trainer at im-campus

The Author

Akoh Baudouin

Negotiation Expert & Researcher, IM Campus Representative for West and Central Africa


This Media for Peacebuilding Guidebook I was compiled from reports of training workshops conducted by the Global Forum for Defense of the Less Privileged (GFDLP) on the Promotion of Dialogue for Peacebuilding through Media and Youth Mobilization in the North West and South West (NWSW) Regions of Cameroon. The workshops were held in Buea South West Region (SWR) and Bamenda North West Region (NWR) and the participants included journalists (from print, radio, TV, and the digital media), representatives of civil society organizations, relevant government departments, and youth organizations, and students studying peace and conflict resolution, journalism and mass communication.

Anglophone crises

The Guidebook aims to contribute to ongoing efforts to resolve the Anglophone crises that became more severe since 2017 and has so far claimed several lives and property and caused the displacement of several individuals, families, and communities from their usual habitat. In this Guidebook the basic theories, viewpoints and consensuses on peacebuilding, peace journalism and how to resolve the Anglophone crises are discussed. Notwithstanding the specific focus on the Anglophone crises, the Guidebook is equally useful for training journalists and other peacebuilding stakeholders from elsewhere, given the growing global challenges posed by violent conflicts/crimes.

Key message

A key message here is that conflicts will always occur in human societies. Smaller/minority groups will always emerge and feel marginalized for genuine or misconceived reason. Also agitation for equitable resource sharing is consistent with human history. What is important is how quickly such agitations are identified and efforts made to resolve them. More seriously, the information age has placed the local mass media (TV, radio, and print) operators/journalists, and active bloggers and exchangers of information on the social media) at the center stage of conflict creation and resolution.
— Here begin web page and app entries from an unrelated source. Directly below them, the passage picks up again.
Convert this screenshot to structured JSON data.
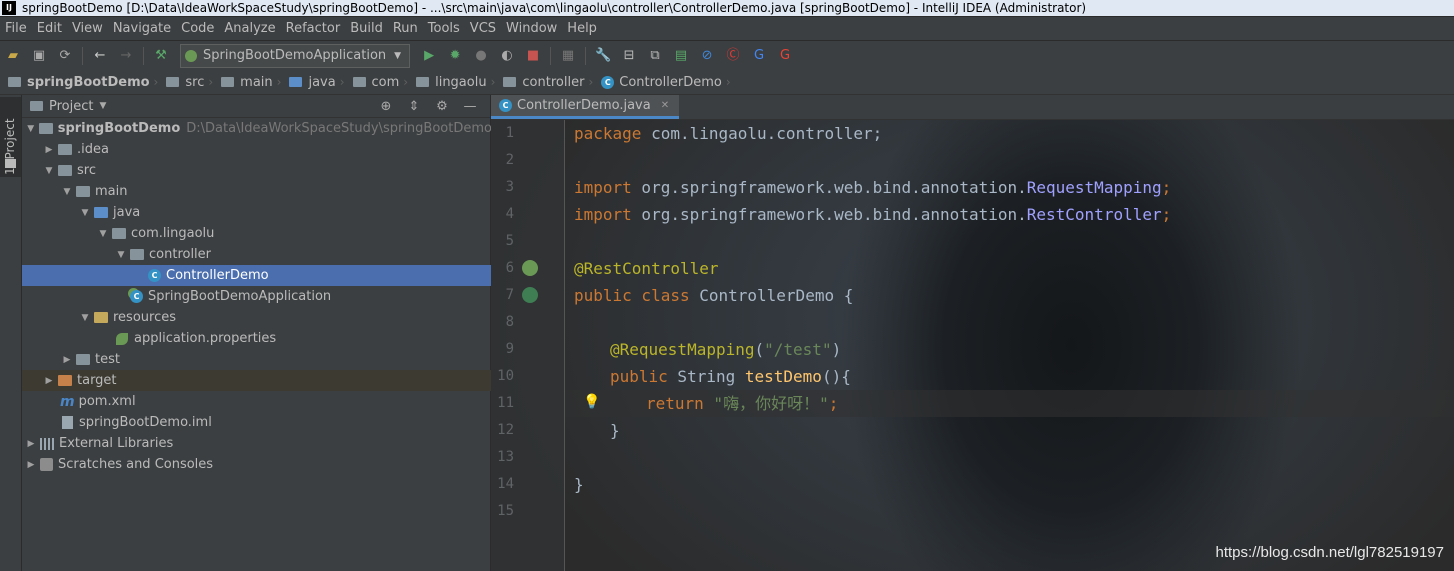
{
  "window": {
    "title": "springBootDemo [D:\\Data\\IdeaWorkSpaceStudy\\springBootDemo] - ...\\src\\main\\java\\com\\lingaolu\\controller\\ControllerDemo.java [springBootDemo] - IntelliJ IDEA (Administrator)",
    "app_icon_text": "IJ"
  },
  "menu": [
    "File",
    "Edit",
    "View",
    "Navigate",
    "Code",
    "Analyze",
    "Refactor",
    "Build",
    "Run",
    "Tools",
    "VCS",
    "Window",
    "Help"
  ],
  "toolbar": {
    "run_config": "SpringBootDemoApplication",
    "icons": [
      "open-icon",
      "save-icon",
      "sync-icon",
      "back-icon",
      "forward-icon",
      "build-icon",
      "run-icon",
      "debug-icon",
      "coverage-icon",
      "profile-icon",
      "stop-icon",
      "project-structure-icon",
      "settings-icon",
      "sdk-icon",
      "terminal-icon",
      "jrebel-icon",
      "translate-icon",
      "google-translate-icon"
    ]
  },
  "breadcrumbs": [
    "springBootDemo",
    "src",
    "main",
    "java",
    "com",
    "lingaolu",
    "controller",
    "ControllerDemo"
  ],
  "side_strip": {
    "tab_label": "1: Project"
  },
  "project": {
    "header_title": "Project",
    "tree": [
      {
        "label": "springBootDemo",
        "path": "D:\\Data\\IdeaWorkSpaceStudy\\springBootDemo",
        "depth": 0,
        "expanded": true,
        "icon": "module-folder"
      },
      {
        "label": ".idea",
        "depth": 1,
        "expanded": false,
        "icon": "folder"
      },
      {
        "label": "src",
        "depth": 1,
        "expanded": true,
        "icon": "folder"
      },
      {
        "label": "main",
        "depth": 2,
        "expanded": true,
        "icon": "folder"
      },
      {
        "label": "java",
        "depth": 3,
        "expanded": true,
        "icon": "source-folder"
      },
      {
        "label": "com.lingaolu",
        "depth": 4,
        "expanded": true,
        "icon": "package"
      },
      {
        "label": "controller",
        "depth": 5,
        "expanded": true,
        "icon": "package"
      },
      {
        "label": "ControllerDemo",
        "depth": 6,
        "selected": true,
        "icon": "class"
      },
      {
        "label": "SpringBootDemoApplication",
        "depth": 5,
        "icon": "spring-class"
      },
      {
        "label": "resources",
        "depth": 3,
        "expanded": true,
        "icon": "resources-folder"
      },
      {
        "label": "application.properties",
        "depth": 4,
        "icon": "spring-properties"
      },
      {
        "label": "test",
        "depth": 2,
        "expanded": false,
        "icon": "folder"
      },
      {
        "label": "target",
        "depth": 1,
        "expanded": false,
        "icon": "excluded-folder"
      },
      {
        "label": "pom.xml",
        "depth": 1,
        "icon": "maven"
      },
      {
        "label": "springBootDemo.iml",
        "depth": 1,
        "icon": "file"
      },
      {
        "label": "External Libraries",
        "depth": 0,
        "expanded": false,
        "icon": "libraries"
      },
      {
        "label": "Scratches and Consoles",
        "depth": 0,
        "expanded": false,
        "icon": "scratches"
      }
    ]
  },
  "editor": {
    "tab": "ControllerDemo.java",
    "line_numbers": [
      "1",
      "2",
      "3",
      "4",
      "5",
      "6",
      "7",
      "8",
      "9",
      "10",
      "11",
      "12",
      "13",
      "14",
      "15"
    ],
    "lines": {
      "l1_kw": "package",
      "l1_rest": " com.lingaolu.controller;",
      "l3_kw": "import",
      "l3_pkg": " org.springframework.web.bind.annotation.",
      "l3_cls": "RequestMapping",
      "l3_end": ";",
      "l4_kw": "import",
      "l4_pkg": " org.springframework.web.bind.annotation.",
      "l4_cls": "RestController",
      "l4_end": ";",
      "l6_ann": "@RestController",
      "l7_kw": "public class",
      "l7_name": " ControllerDemo",
      "l7_end": " {",
      "l9_ann": "@RequestMapping",
      "l9_open": "(",
      "l9_str": "\"/test\"",
      "l9_close": ")",
      "l10_kw": "public",
      "l10_type": " String",
      "l10_fn": " testDemo",
      "l10_end": "(){",
      "l11_kw": "return",
      "l11_str": " \"嗨，你好呀！\"",
      "l11_end": ";",
      "l12": "}",
      "l14": "}"
    }
  },
  "watermark": "https://blog.csdn.net/lgl782519197"
}
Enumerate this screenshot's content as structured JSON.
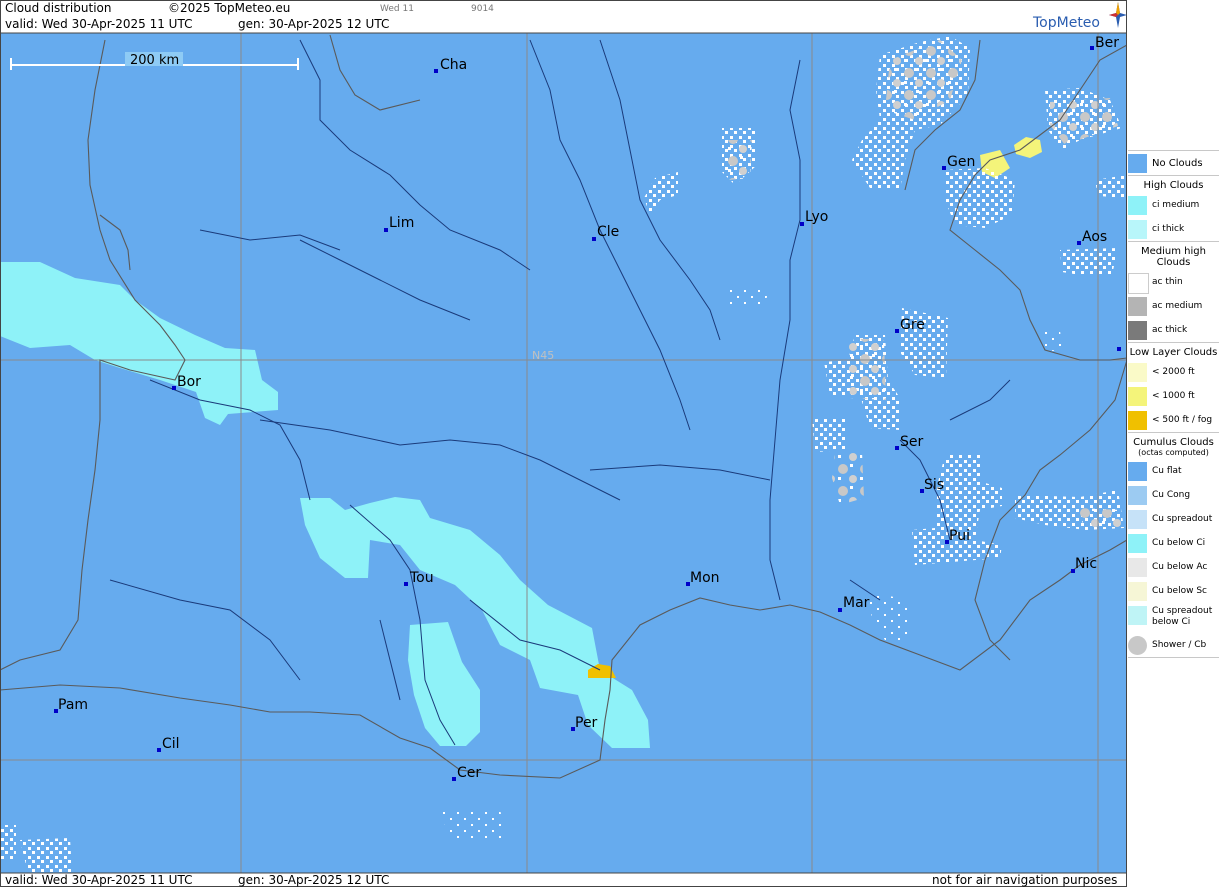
{
  "header": {
    "title": "Cloud distribution",
    "copyright": "©2025 TopMeteo.eu",
    "slot": "Wed 11",
    "code": "9014",
    "valid": "valid:  Wed  30-Apr-2025  11 UTC",
    "gen": "gen: 30-Apr-2025 12 UTC"
  },
  "footer": {
    "valid": "valid:  Wed  30-Apr-2025  11 UTC",
    "gen": "gen: 30-Apr-2025 12 UTC",
    "disclaimer": "not for air navigation purposes"
  },
  "logo": {
    "text": "TopMeteo",
    "icon": "compass-star-icon"
  },
  "map": {
    "scale_label": "200 km",
    "lat_label": "N45",
    "colors": {
      "sea": "#66abee",
      "ci": "#8ef2f8",
      "fog": "#f0c000",
      "thin_yellow": "#f4f47a",
      "border": "#6e6e6e",
      "river": "#1a3a7a",
      "grid": "#8a8a8a"
    },
    "cities": [
      {
        "name": "Cha"
      },
      {
        "name": "Ber"
      },
      {
        "name": "Gen"
      },
      {
        "name": "Lim"
      },
      {
        "name": "Cle"
      },
      {
        "name": "Lyo"
      },
      {
        "name": "Aos"
      },
      {
        "name": "Gre"
      },
      {
        "name": "Bor"
      },
      {
        "name": "Ser"
      },
      {
        "name": "Sis"
      },
      {
        "name": "Pui"
      },
      {
        "name": "Tou"
      },
      {
        "name": "Mon"
      },
      {
        "name": "Nic"
      },
      {
        "name": "Mar"
      },
      {
        "name": "Pam"
      },
      {
        "name": "Per"
      },
      {
        "name": "Cil"
      },
      {
        "name": "Cer"
      }
    ]
  },
  "legend": {
    "no_clouds": "No Clouds",
    "high_clouds": "High Clouds",
    "ci_medium": "ci medium",
    "ci_thick": "ci thick",
    "medium_high": "Medium high Clouds",
    "ac_thin": "ac thin",
    "ac_medium": "ac medium",
    "ac_thick": "ac thick",
    "low_layer": "Low Layer Clouds",
    "lt2000": "< 2000 ft",
    "lt1000": "< 1000 ft",
    "lt500": "< 500 ft / fog",
    "cumulus": "Cumulus Clouds",
    "cumulus_sub": "(octas computed)",
    "cu_flat": "Cu flat",
    "cu_cong": "Cu Cong",
    "cu_spreadout": "Cu spreadout",
    "cu_below_ci": "Cu below Ci",
    "cu_below_ac": "Cu below Ac",
    "cu_below_sc": "Cu below Sc",
    "cu_spread_below_ci": "Cu spreadout below Ci",
    "shower": "Shower / Cb"
  }
}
Put differently, media spaces are the quintessential nurseries where hardly noticed agitations can mature from latent to active conflicts. At the same time, journalistic interventions can stop latent conflicts from becoming active, quicken the resolution of existing violent conflicts, and support post-conflict reconstruction and reconciliation. But to play the peacebuilding role effectively, journalists and media organizations need the right capacities, institutional support and incentives.

Information Age

Accordingly, in today’s information age without proper information management, local protests/riots can readily transform to major regional wars/insurgencies. Therefore, military deterrence, where absolutely necessary, should embed robust scope for ongoing dialogue. This has to be so because attempting to weed out violent criminals using military action alone may further escalate the crises. Hence the winning counterinsurgency (COIN) strategy is one that sees dialogue and information management as critical success enablers, the media/journalists as partners, and the media spaces as the primal battlefield. This is necessary because the Non-State Armed Groups (NSAGs) are often embedded in the local population making arresting or interdicting them difficult.  Also as the conflicts prolong, the resources of the state are drained unnecessarily, making it difficult for the government to care for its citizens while the conflicts become self-sustaining; exacerbating poverty, increasing human suffering, destroying the environment, extending to other countries, and hence becoming a serious problem to the international community. Understanding the above picture is important for anyone wishing to build peace, as it explains or justifies why the media space is where the hearts and minds of the population, including current and prospective insurgents, have to be won.

The Guidebook is organized into seven chapter. Chapter one explains how and why conflicts are inevitable in human societies. In chapters two and three the fundamentals of peacebuilding and peace journalism respectively are discussed. Chapter four explains the peacebuilding imperatives and changing role of the media. Glocalization of conflicts and challenges for peace journalism is the subject of chapter five. The technical approaches to peace journalism is discussed in chapter six. Lastly the operational environment and peacebuilding diagnostics in Cameroon is articulated in chapter seven.

Please see the link to the book HERE.